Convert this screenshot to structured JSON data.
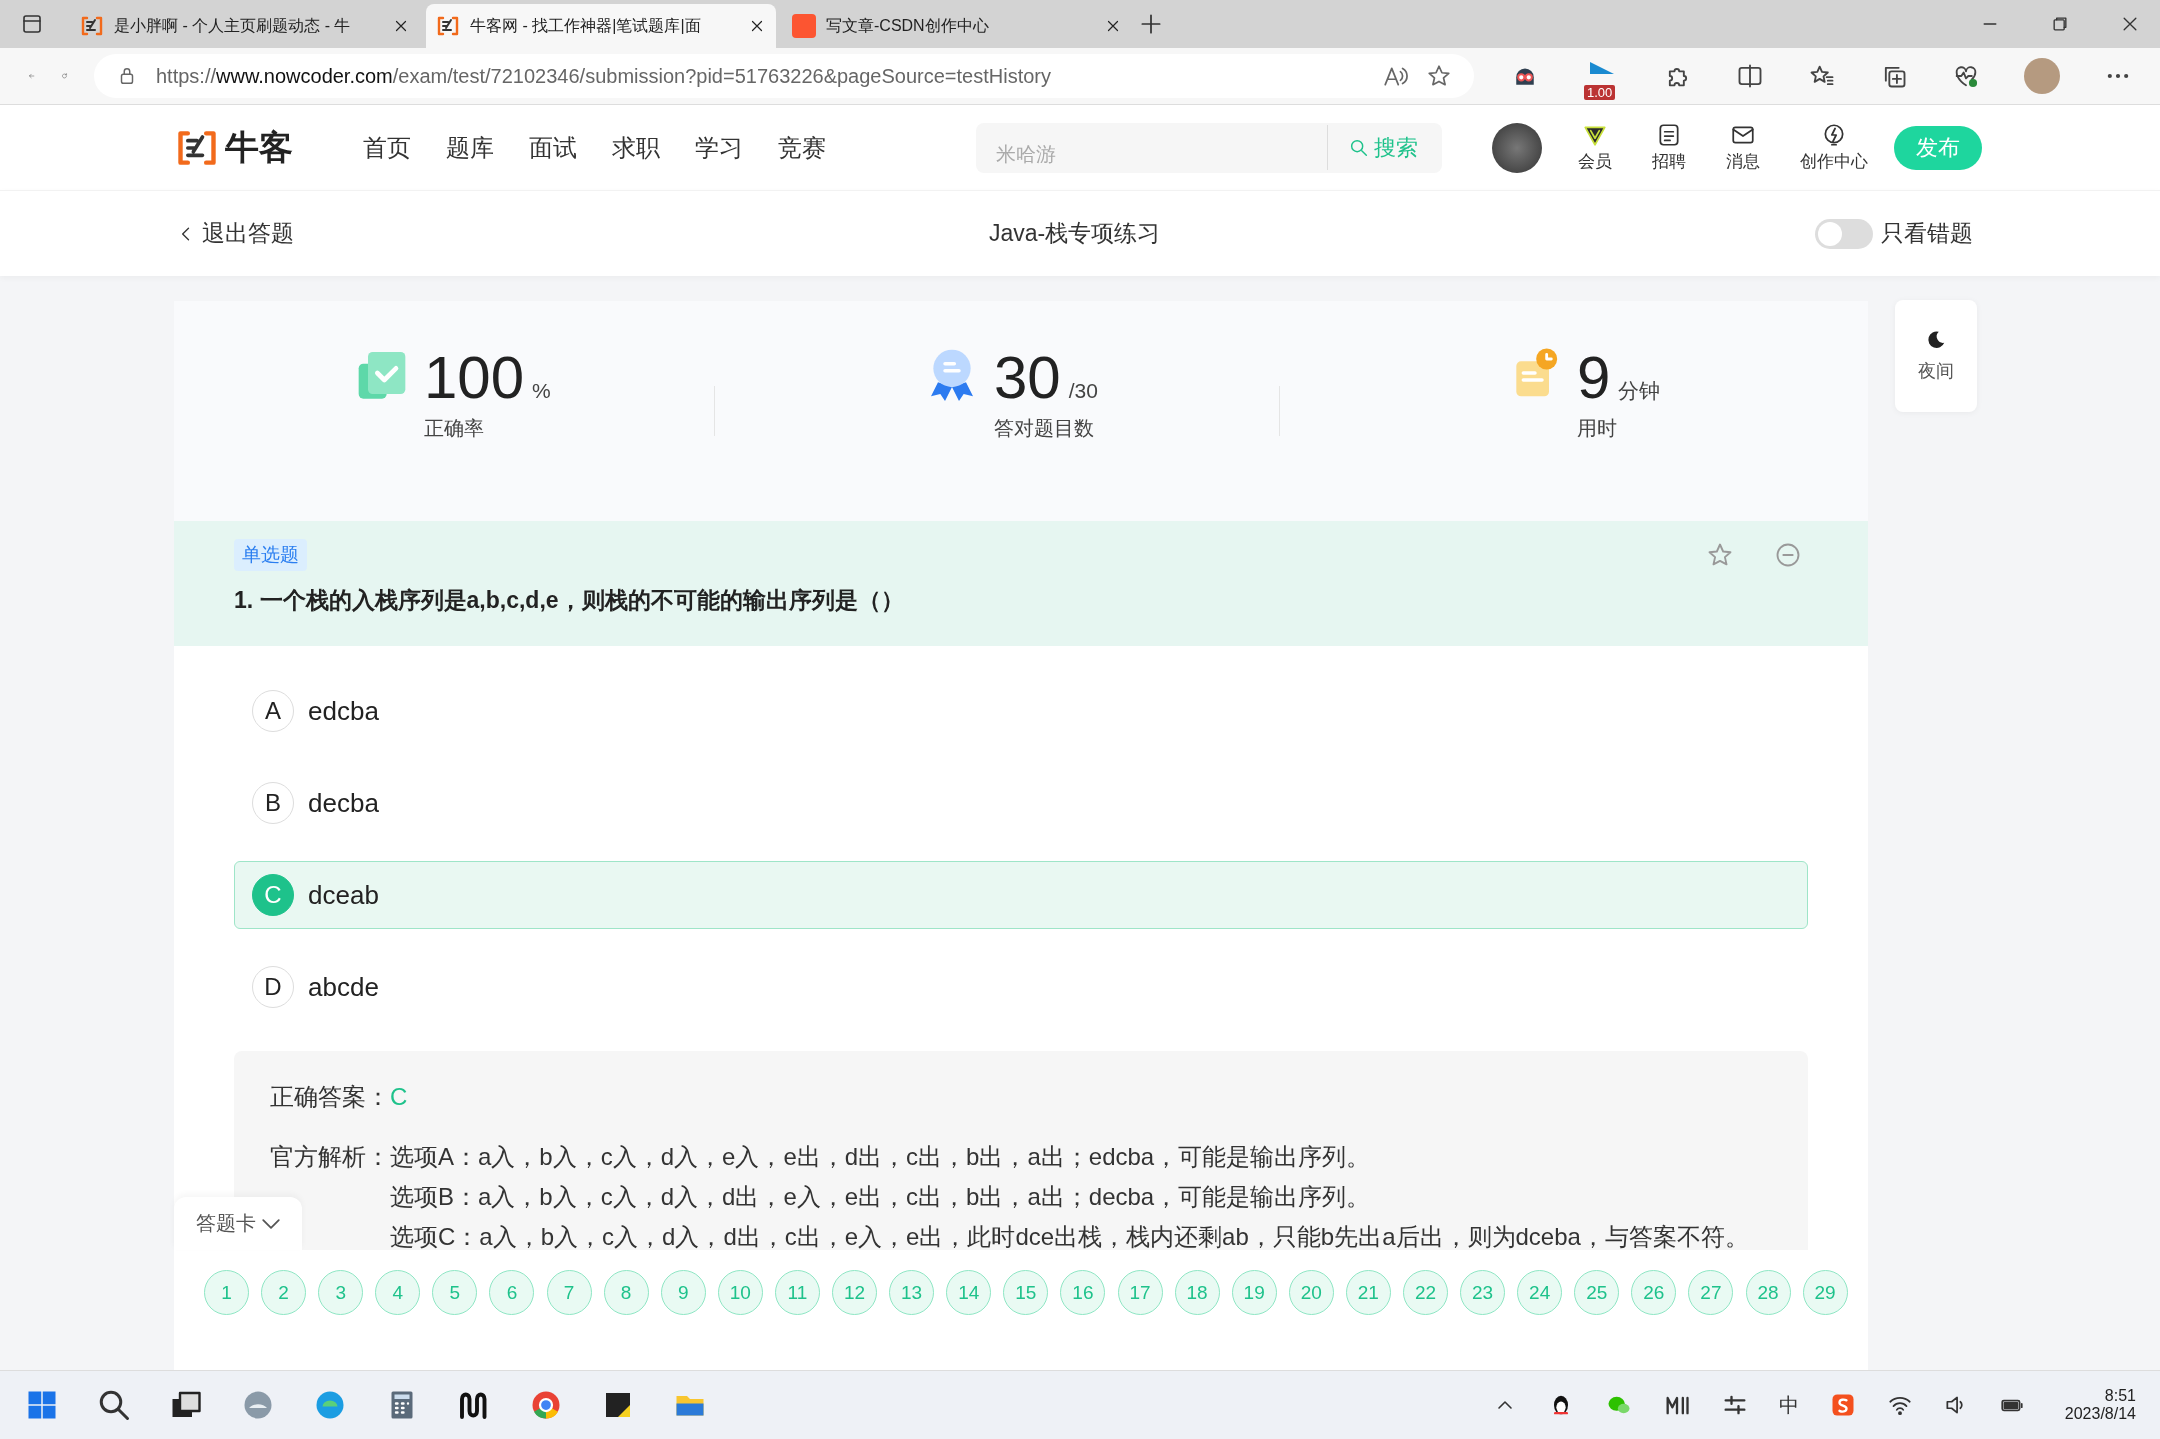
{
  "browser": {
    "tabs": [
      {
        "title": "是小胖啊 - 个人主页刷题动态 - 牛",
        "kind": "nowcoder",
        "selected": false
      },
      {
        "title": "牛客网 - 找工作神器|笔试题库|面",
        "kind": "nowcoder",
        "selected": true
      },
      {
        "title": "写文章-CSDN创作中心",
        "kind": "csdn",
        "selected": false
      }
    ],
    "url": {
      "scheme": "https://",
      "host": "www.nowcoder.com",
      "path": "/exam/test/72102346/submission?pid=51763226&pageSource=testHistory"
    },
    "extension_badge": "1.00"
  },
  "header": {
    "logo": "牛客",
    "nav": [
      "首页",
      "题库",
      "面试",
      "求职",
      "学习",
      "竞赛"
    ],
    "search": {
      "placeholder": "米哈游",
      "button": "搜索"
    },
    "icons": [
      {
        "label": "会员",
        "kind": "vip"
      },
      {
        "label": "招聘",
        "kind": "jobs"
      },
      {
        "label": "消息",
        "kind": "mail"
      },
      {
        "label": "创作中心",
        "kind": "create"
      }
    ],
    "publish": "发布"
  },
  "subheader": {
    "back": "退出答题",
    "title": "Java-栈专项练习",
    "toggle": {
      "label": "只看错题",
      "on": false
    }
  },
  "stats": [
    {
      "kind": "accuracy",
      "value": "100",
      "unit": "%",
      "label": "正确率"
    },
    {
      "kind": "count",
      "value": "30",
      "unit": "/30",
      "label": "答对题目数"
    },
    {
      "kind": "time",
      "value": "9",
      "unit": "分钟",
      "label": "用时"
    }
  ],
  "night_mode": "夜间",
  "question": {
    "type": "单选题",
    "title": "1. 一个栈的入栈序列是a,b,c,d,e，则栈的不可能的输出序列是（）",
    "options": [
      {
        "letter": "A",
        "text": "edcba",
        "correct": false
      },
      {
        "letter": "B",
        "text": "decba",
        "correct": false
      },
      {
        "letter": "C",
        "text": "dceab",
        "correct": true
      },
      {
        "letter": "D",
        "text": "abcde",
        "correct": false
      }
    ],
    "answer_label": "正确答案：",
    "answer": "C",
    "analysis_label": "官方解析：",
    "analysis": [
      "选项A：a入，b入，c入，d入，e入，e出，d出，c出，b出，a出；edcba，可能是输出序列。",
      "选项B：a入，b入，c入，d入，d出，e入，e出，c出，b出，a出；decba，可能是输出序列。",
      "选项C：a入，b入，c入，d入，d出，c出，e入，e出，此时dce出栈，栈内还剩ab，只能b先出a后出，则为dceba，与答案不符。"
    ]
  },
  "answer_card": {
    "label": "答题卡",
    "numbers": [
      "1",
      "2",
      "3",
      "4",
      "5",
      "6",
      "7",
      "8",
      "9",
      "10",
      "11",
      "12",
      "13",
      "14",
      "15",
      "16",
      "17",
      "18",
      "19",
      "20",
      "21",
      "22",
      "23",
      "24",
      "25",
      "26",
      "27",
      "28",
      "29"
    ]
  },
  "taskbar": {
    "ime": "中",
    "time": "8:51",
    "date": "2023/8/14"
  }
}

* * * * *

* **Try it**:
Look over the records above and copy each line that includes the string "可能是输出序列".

* **Output for this exercise**:
      "选项A：a入，b入，c入，d入，e入，e出，d出，c出，b出，a出；edcba，可能是输出序列。",
      "选项B：a入，b入，c入，d入，d出，e入，e出，c出，b出，a出；decba，可能是输出序列。",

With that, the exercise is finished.